Children, grandchildren – good times. But in 2013 without any warning, Frank Jenkins’ wife, Tracy, was diagnosed with ovarian cancer. She underwent 40 chemotherapy sessions and other treatments. Sadly, as ovarian cancer all too often is, the diagnosis came too late. Just before spring 2017, Tracy passed away.
Tracy received care at both the Tom Baker Cancer Centre in Calgary and the Jack Ady Cancer Centre in Lethbridge where she and her loved ones felt very much at home and surrounded by familiar faces. Her family, wanting to honour Tracy as well as the incredible care she received at the Jack Ady, sold cowboy rags made by Tracy’s daughter, Dana, to raise funds for the Alberta Cancer Foundation in support of the Jack Ady Cancer Centre. The funds went towards helping enhance care at the Jack Ady, which serves so many Albertans living in Lethbridge and many surrounding communities – so they, too, can get care closer to home.
“For our family, it was so much, much more convenient. For someone who lives in Milk River of Pincher Creek, it’s so much easier for them and takes the pressure off travelling to the bigger centres,” Frank says.
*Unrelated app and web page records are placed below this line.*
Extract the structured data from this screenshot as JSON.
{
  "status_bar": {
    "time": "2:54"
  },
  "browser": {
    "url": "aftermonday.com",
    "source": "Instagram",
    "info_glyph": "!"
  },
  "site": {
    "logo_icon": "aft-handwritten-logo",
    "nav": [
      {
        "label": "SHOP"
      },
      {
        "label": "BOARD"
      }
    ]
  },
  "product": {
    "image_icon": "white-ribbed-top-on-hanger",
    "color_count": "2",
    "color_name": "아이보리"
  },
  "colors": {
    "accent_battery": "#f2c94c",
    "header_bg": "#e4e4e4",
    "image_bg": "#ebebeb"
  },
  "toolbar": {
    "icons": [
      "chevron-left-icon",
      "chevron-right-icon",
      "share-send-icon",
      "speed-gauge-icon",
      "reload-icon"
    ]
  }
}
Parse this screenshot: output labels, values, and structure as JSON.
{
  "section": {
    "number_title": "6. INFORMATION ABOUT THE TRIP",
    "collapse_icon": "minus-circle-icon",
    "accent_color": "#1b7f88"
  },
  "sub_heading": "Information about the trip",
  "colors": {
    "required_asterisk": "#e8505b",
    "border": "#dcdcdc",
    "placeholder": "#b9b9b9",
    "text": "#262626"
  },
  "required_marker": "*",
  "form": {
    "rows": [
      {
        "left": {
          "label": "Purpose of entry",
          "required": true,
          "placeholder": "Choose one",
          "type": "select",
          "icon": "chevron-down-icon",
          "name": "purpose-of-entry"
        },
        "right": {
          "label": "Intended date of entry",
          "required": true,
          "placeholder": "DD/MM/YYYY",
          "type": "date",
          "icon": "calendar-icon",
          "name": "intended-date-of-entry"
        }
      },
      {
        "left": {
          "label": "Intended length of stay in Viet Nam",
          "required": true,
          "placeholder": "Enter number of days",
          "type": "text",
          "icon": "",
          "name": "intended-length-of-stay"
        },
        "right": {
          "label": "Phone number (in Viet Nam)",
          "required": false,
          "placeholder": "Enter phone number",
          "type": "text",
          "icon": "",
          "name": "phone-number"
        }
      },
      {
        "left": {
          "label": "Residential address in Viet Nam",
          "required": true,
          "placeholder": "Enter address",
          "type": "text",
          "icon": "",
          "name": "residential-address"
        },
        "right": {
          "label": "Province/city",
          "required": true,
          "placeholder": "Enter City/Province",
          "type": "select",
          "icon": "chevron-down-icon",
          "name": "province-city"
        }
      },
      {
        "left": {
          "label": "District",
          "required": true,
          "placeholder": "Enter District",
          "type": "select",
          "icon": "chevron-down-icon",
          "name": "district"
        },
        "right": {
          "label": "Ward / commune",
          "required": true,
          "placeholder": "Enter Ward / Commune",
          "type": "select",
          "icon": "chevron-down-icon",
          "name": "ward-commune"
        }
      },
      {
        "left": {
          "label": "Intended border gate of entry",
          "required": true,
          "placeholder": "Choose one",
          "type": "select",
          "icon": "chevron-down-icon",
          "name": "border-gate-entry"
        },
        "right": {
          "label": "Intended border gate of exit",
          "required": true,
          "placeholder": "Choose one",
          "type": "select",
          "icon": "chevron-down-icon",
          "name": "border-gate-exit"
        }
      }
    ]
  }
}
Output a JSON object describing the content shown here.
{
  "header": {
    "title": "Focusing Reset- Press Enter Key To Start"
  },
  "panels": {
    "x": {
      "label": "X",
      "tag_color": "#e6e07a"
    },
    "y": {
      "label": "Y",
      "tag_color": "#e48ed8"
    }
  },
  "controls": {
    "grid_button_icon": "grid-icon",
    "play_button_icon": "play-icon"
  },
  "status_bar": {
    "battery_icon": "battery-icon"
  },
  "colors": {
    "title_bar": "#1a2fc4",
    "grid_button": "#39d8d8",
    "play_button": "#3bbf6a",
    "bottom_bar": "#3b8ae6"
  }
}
After she passed away, many friends and neighbours, eager to support the family, joined the fundraising efforts spearheaded by Tracy’s family. “You feel helpless. We tried everything to save her life and we couldn’t,” Frank says, still grateful for the community support. “She was well-loved and they were losing a friend and couldn’t do anything about it. People stood behind us, especially purchasing the rags. And their little contribution became a big contribution – maybe we can do something to make someone else’s life a little easier.”
Tracy’s family matched donations raised and wrote a cheque totalling $12,000 earmarked for the centre where she received such excellent care. “She was well-loved and people stood behind us,” says Frank who wears his teal-coloured cowboy rag all the time in the winter. “We live in a small town but it’s a big community. (The rags) got snapped up. It feels really good. In rural (communities) there is the camaraderie. You are never alone.”
Frank says the strength he now relies on is a gift his wife left him. “Our lives go on,” he says.
“I’ve got two granddaughters now – she was able to meet one of them. That’s what keeps us going. Family and the ranching. My wife taught me, you just keep going. She told me, ‘Make sure you don’t fly apart and let what we’ve done over 30 years of married life fall apart. It’s not easy and every day you can crash very easily. But you look at the kids and the grandkids and it is just your job to make sure you keep going.”
He knows their three children – Dana, Colby and Ryley – struggle, too. “I do my best but I’m not their mom,” he says. “She was a really compassionate, a really good gal.”
“To lose her was difficult. I miss her every day. You have to push on.”
Frank recently learned he is expecting a third grandchild and their middle child, Colby, was engaged at Christmas.
In 2017/2018, 2,247 patients visited the Jack Ady Cancer Centre. The total number of visits by those patients to the centre in Lethbridge reached more than 22,000. The regional centre sees about 20 to 35 patients a day in its day-care unit for various cancer treatments and two radiation oncologists treat about 600 patients annually.
Tanya Beesley, Manager Systemic Therapy and Ambulatory Care, says the team at Jack Ady is passionate about what they do and that commitment pays off. “That’s what’s kept me here – the environment, the team and our ability to work together to make the patient experience the best it can be,” she says. “We get a lot of patient appreciation. The thing I hear a lot is that they feel like we really care about their journey and it’s not just a job to us. That’s the ultimate compliment.”
“It’s not just the nurses. It’s not just the therapists, it’s not just the managers and the doctors. It’s the booking clerks … and all the team. You know, it takes a village to get a patient through cancer treatment and we have a pretty good village here,” says Trevor Campbell, Manager, Radiation Therapy at Jack Ady Cancer Centre.
You can make a difference for the cancer patients and their families at the Jack Ady Cancer Centre in Lethbridge.